■ REQUIRED ACTION
The answer is a number and nothing else: the count of lines in these entries containing the word "Altec".

Web page and app entries
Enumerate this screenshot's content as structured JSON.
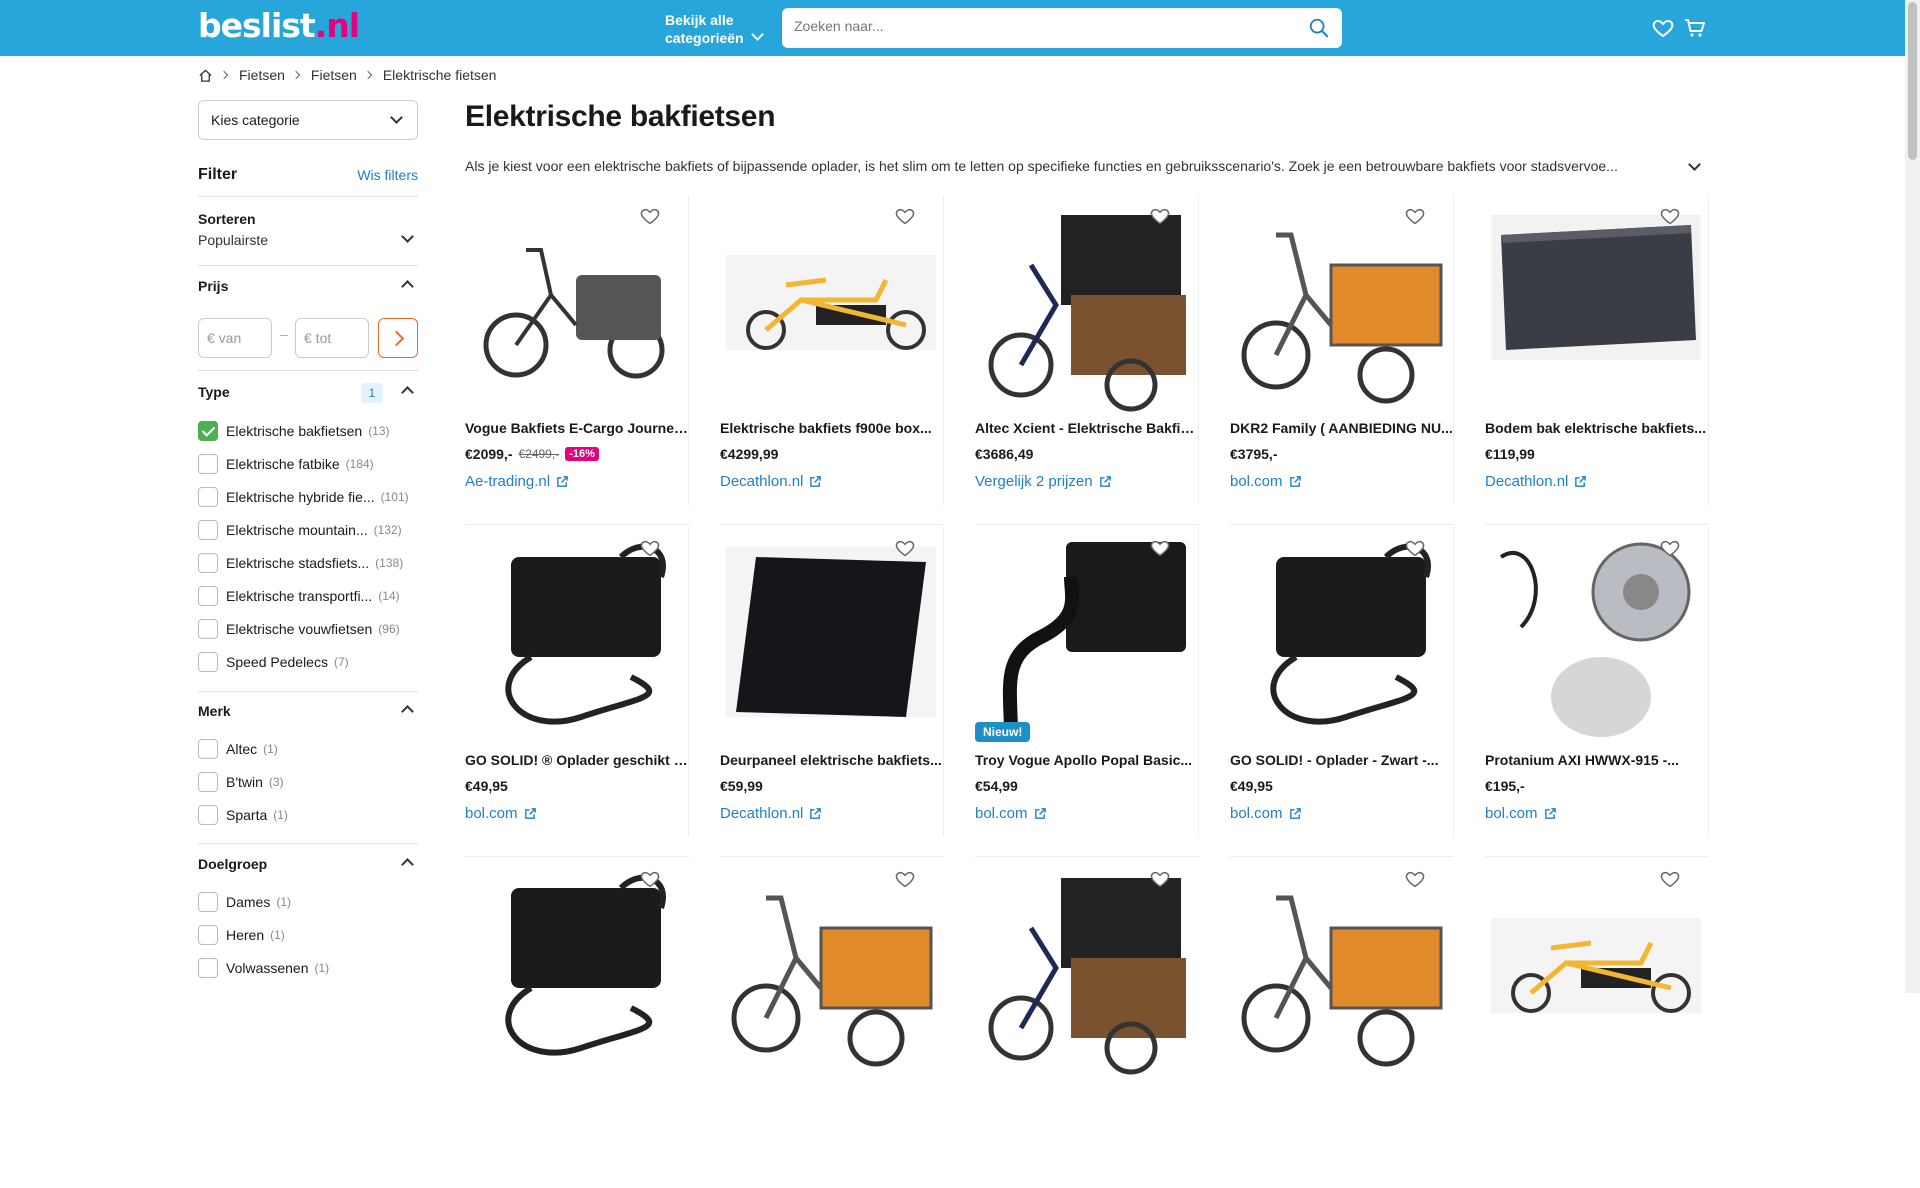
{
  "header": {
    "logo_main": "beslist",
    "logo_dot": ".",
    "logo_tld": "nl",
    "categories_line1": "Bekijk alle",
    "categories_line2": "categorieën",
    "search_placeholder": "Zoeken naar..."
  },
  "breadcrumb": [
    "Fietsen",
    "Fietsen",
    "Elektrische fietsen"
  ],
  "sidebar": {
    "category_select": "Kies categorie",
    "filter_title": "Filter",
    "clear_filters": "Wis filters",
    "sort_title": "Sorteren",
    "sort_value": "Populairste",
    "price_title": "Prijs",
    "price_from": "€  van",
    "price_to": "€  tot",
    "price_dash": "–",
    "type_title": "Type",
    "type_count": "1",
    "type_items": [
      {
        "label": "Elektrische bakfietsen",
        "count": "(13)",
        "checked": true
      },
      {
        "label": "Elektrische fatbike",
        "count": "(184)",
        "checked": false
      },
      {
        "label": "Elektrische hybride fie...",
        "count": "(101)",
        "checked": false
      },
      {
        "label": "Elektrische mountain...",
        "count": "(132)",
        "checked": false
      },
      {
        "label": "Elektrische stadsfiets...",
        "count": "(138)",
        "checked": false
      },
      {
        "label": "Elektrische transportfi...",
        "count": "(14)",
        "checked": false
      },
      {
        "label": "Elektrische vouwfietsen",
        "count": "(96)",
        "checked": false
      },
      {
        "label": "Speed Pedelecs",
        "count": "(7)",
        "checked": false
      }
    ],
    "brand_title": "Merk",
    "brand_items": [
      {
        "label": "Altec",
        "count": "(1)"
      },
      {
        "label": "B'twin",
        "count": "(3)"
      },
      {
        "label": "Sparta",
        "count": "(1)"
      }
    ],
    "audience_title": "Doelgroep",
    "audience_items": [
      {
        "label": "Dames",
        "count": "(1)"
      },
      {
        "label": "Heren",
        "count": "(1)"
      },
      {
        "label": "Volwassenen",
        "count": "(1)"
      }
    ]
  },
  "main": {
    "title": "Elektrische bakfietsen",
    "intro": "Als je kiest voor een elektrische bakfiets of bijpassende oplader, is het slim om te letten op specifieke functies en gebruiksscenario's. Zoek je een betrouwbare bakfiets voor stadsvervoe...",
    "products": [
      {
        "name": "Vogue Bakfiets E-Cargo Journey-...",
        "price": "€2099,-",
        "old_price": "€2499,-",
        "discount": "-16%",
        "shop": "Ae-trading.nl",
        "new": ""
      },
      {
        "name": "Elektrische bakfiets f900e box...",
        "price": "€4299,99",
        "old_price": "",
        "discount": "",
        "shop": "Decathlon.nl",
        "new": ""
      },
      {
        "name": "Altec Xcient - Elektrische Bakfiet...",
        "price": "€3686,49",
        "old_price": "",
        "discount": "",
        "shop": "Vergelijk 2 prijzen",
        "new": ""
      },
      {
        "name": "DKR2 Family ( AANBIEDING NU...",
        "price": "€3795,-",
        "old_price": "",
        "discount": "",
        "shop": "bol.com",
        "new": ""
      },
      {
        "name": "Bodem bak elektrische bakfiets...",
        "price": "€119,99",
        "old_price": "",
        "discount": "",
        "shop": "Decathlon.nl",
        "new": ""
      },
      {
        "name": "GO SOLID! ® Oplader geschikt vo...",
        "price": "€49,95",
        "old_price": "",
        "discount": "",
        "shop": "bol.com",
        "new": ""
      },
      {
        "name": "Deurpaneel elektrische bakfiets...",
        "price": "€59,99",
        "old_price": "",
        "discount": "",
        "shop": "Decathlon.nl",
        "new": ""
      },
      {
        "name": "Troy Vogue Apollo Popal Basic...",
        "price": "€54,99",
        "old_price": "",
        "discount": "",
        "shop": "bol.com",
        "new": "Nieuw!"
      },
      {
        "name": "GO SOLID! - Oplader - Zwart -...",
        "price": "€49,95",
        "old_price": "",
        "discount": "",
        "shop": "bol.com",
        "new": ""
      },
      {
        "name": "Protanium AXI HWWX-915 -...",
        "price": "€195,-",
        "old_price": "",
        "discount": "",
        "shop": "bol.com",
        "new": ""
      }
    ]
  },
  "colors": {
    "brand": "#27a6dc",
    "accent": "#e6007e",
    "link": "#1f7fc7",
    "cta": "#f26522",
    "check": "#4caf50"
  }
}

■ EXERCISE RESULT
2